Case in point: Yesterday my partner was engrossed in reading a comic book in the living room. He wasn't aware of the music I turned on the stereo or the cats that skittered past his feet. He was in his own comic-book universe. I, on the other hand, found myself boiling some water for tea, chasing the cats, thinking about an email I had to send, adding a massage appointment in my calendar and dancing a little jig to the music I had just turned on. I was a whirling dervish of multiple tasks and he was a laser beam of focus.

Now personality could account for this difference for sure. I know men who mutli-task and women who are mono-taskers, but I do wonder how much gender plays a role in our ability to multi-task. Do women multi-task more than men? I've read many articles highlighting such differences. Is this difference a product of evolutionary biology? Are women still gathering those various nuts and berries while attending to their children and men are still hunting that one antelope with the hope of producing the evening meal?

And more importantly, does women's ability to multi-task negatively affect our stress levels, or does this octopus-arm life make us more resilient and better able to deal with the stressors in our lives?

What do you think? What is your experience?

Monday, June 04, 2007

Some Thoughts About Touch

I'm coming up on my one-year anniversary of being a massage therapist (and fifth year of practicing Reiki). I've been reflecting quite a bit about how I made this journey to the healing arts and I've been thinking about the simple yet deep power of touch.

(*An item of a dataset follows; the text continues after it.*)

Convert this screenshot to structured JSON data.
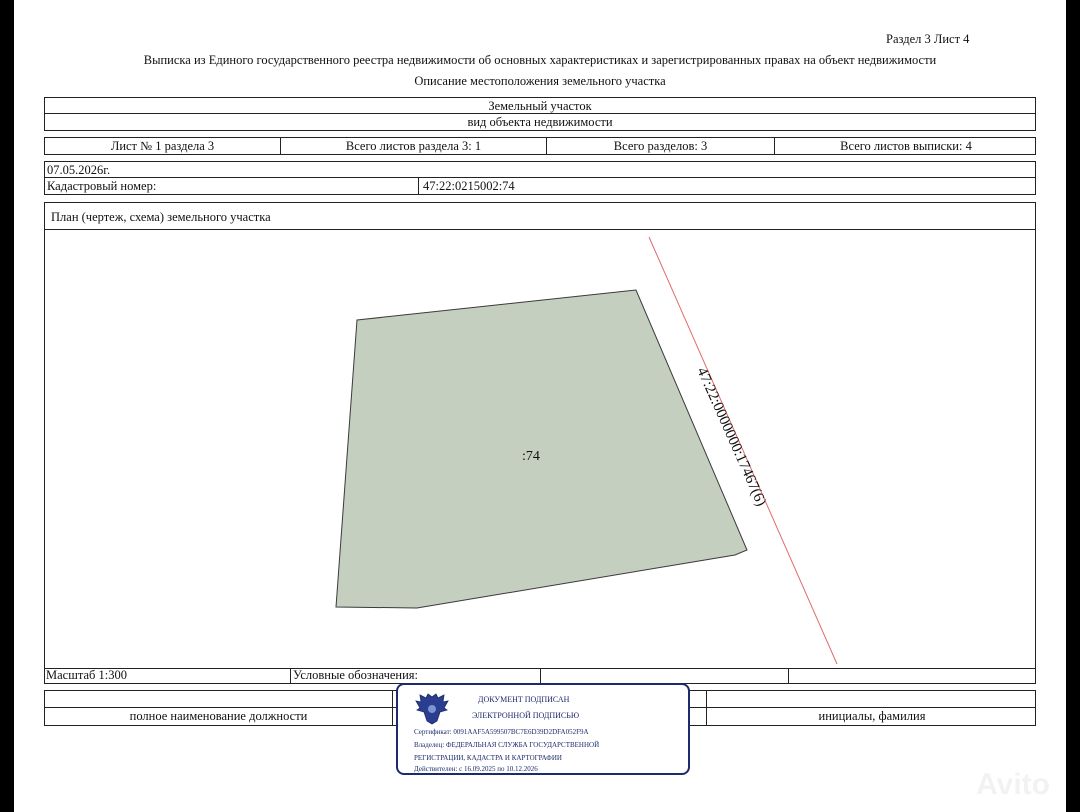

In Diane Ackerman's A Natural History of the Senses, she explores the scientific, cultural, artistic, and philosophical aspects of the human senses. In her chapter "Touch," Ackerman describes the skin as having eyes, as if it were its own being encountering the world. She also writes about the nature of "subliminal touch," or touch that may be "so subtle as to be overlooked," but "doesn't go unnoticed by the subterranean mind." She sites several "touch studies," and I found this one particularly interesting:

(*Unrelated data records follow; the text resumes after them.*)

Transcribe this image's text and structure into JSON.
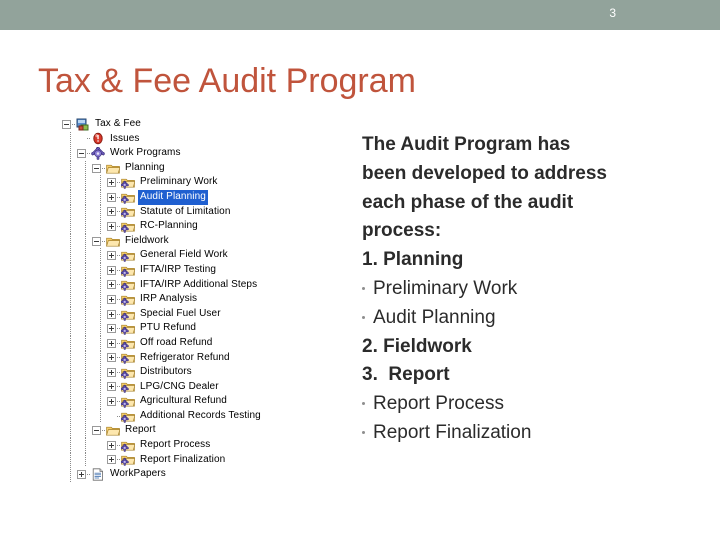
{
  "header": {
    "page_number": "3",
    "bar_color": "#92a39b"
  },
  "title": {
    "text": "Tax & Fee Audit Program",
    "color": "#c0543c"
  },
  "tree": {
    "selected_item": "Audit Planning",
    "selection_color": "#1f5fd0",
    "nodes": [
      {
        "label": "Tax & Fee",
        "depth": 0,
        "icon": "application-icon",
        "expander": "minus"
      },
      {
        "label": "Issues",
        "depth": 1,
        "icon": "issue-alert-icon",
        "expander": "none"
      },
      {
        "label": "Work Programs",
        "depth": 1,
        "icon": "gear-icon",
        "expander": "minus"
      },
      {
        "label": "Planning",
        "depth": 2,
        "icon": "folder-open-icon",
        "expander": "minus"
      },
      {
        "label": "Preliminary Work",
        "depth": 3,
        "icon": "folder-gear-icon",
        "expander": "plus"
      },
      {
        "label": "Audit Planning",
        "depth": 3,
        "icon": "folder-gear-icon",
        "expander": "plus"
      },
      {
        "label": "Statute of Limitation",
        "depth": 3,
        "icon": "folder-gear-icon",
        "expander": "plus"
      },
      {
        "label": "RC-Planning",
        "depth": 3,
        "icon": "folder-gear-icon",
        "expander": "plus"
      },
      {
        "label": "Fieldwork",
        "depth": 2,
        "icon": "folder-open-icon",
        "expander": "minus"
      },
      {
        "label": "General Field Work",
        "depth": 3,
        "icon": "folder-gear-icon",
        "expander": "plus"
      },
      {
        "label": "IFTA/IRP Testing",
        "depth": 3,
        "icon": "folder-gear-icon",
        "expander": "plus"
      },
      {
        "label": "IFTA/IRP Additional Steps",
        "depth": 3,
        "icon": "folder-gear-icon",
        "expander": "plus"
      },
      {
        "label": "IRP Analysis",
        "depth": 3,
        "icon": "folder-gear-icon",
        "expander": "plus"
      },
      {
        "label": "Special Fuel User",
        "depth": 3,
        "icon": "folder-gear-icon",
        "expander": "plus"
      },
      {
        "label": "PTU Refund",
        "depth": 3,
        "icon": "folder-gear-icon",
        "expander": "plus"
      },
      {
        "label": "Off road Refund",
        "depth": 3,
        "icon": "folder-gear-icon",
        "expander": "plus"
      },
      {
        "label": "Refrigerator Refund",
        "depth": 3,
        "icon": "folder-gear-icon",
        "expander": "plus"
      },
      {
        "label": "Distributors",
        "depth": 3,
        "icon": "folder-gear-icon",
        "expander": "plus"
      },
      {
        "label": "LPG/CNG Dealer",
        "depth": 3,
        "icon": "folder-gear-icon",
        "expander": "plus"
      },
      {
        "label": "Agricultural Refund",
        "depth": 3,
        "icon": "folder-gear-icon",
        "expander": "plus"
      },
      {
        "label": "Additional Records Testing",
        "depth": 3,
        "icon": "folder-gear-icon",
        "expander": "none"
      },
      {
        "label": "Report",
        "depth": 2,
        "icon": "folder-open-icon",
        "expander": "minus"
      },
      {
        "label": "Report Process",
        "depth": 3,
        "icon": "folder-gear-icon",
        "expander": "plus"
      },
      {
        "label": "Report Finalization",
        "depth": 3,
        "icon": "folder-gear-icon",
        "expander": "plus"
      },
      {
        "label": "WorkPapers",
        "depth": 1,
        "icon": "document-icon",
        "expander": "plus"
      }
    ]
  },
  "body": {
    "lines": [
      {
        "text": "The Audit Program has",
        "style": "bold"
      },
      {
        "text": "been developed to address",
        "style": "bold"
      },
      {
        "text": "each phase of the audit",
        "style": "bold"
      },
      {
        "text": "process:",
        "style": "bold"
      },
      {
        "text": "1. Planning",
        "style": "bold"
      },
      {
        "text": "Preliminary Work",
        "style": "bullet"
      },
      {
        "text": "Audit Planning",
        "style": "bullet"
      },
      {
        "text": "2. Fieldwork",
        "style": "bold"
      },
      {
        "text": "3.  Report",
        "style": "bold"
      },
      {
        "text": "Report Process",
        "style": "bullet"
      },
      {
        "text": "Report Finalization",
        "style": "bullet"
      }
    ]
  }
}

"At Purdue University Library, a woman librarian goes about her business, checking out people's books. She is part of an experiment in subliminal touch, and knows that half the time s
he is to do nothing special, the other half to touch people as insignificantly as possible. She brushes a student's hand lightly as she returns a library card. Then the student is followed outside and asked to fill out a questionnaire about the library that day. Among other questions, the student is asked if the librarian smiled, and if she touched him. In fact, the librarian had not smiled, but the student reports that she did, although he says she did not touch him. This experiment lasts all day, and soon a pattern becomes clear: those students who have been subconsciously touched report much more satisfaction with the library and life in general."

This power of touch also touches us emotionally in ways mysterious, yet deep. Here is one of my favorite poems by Naomi Shihab Nye:


A teacher asked Paul

what he would remember

from third grade, and he sat

a long time before writing

"this year sumbody tutched me

on the sholder"

and turned his paper in.
Later she showed it to me

as an example of a wasted life.

The words he wrote were large
as houses in a landscape.

He wanted to go inside them

and live, he could fill in
the windows of "o" and "d"
and be safe while outside
birds building nests in drainpipes
knew nothing of the coming rain.

--Naomi Shihab Nye,
Words Under the Words

We remember how we've been touched in life, and sometimes being touched positively impacts us more than others realize. I feel blessed to be able to provide touch as part of my life work. Thank you to my clients who have touched me in countless ways: thank you for your openness to healing, for your willingness to let your stress and worry leave your body and mind, and for your encouragement and support for my work.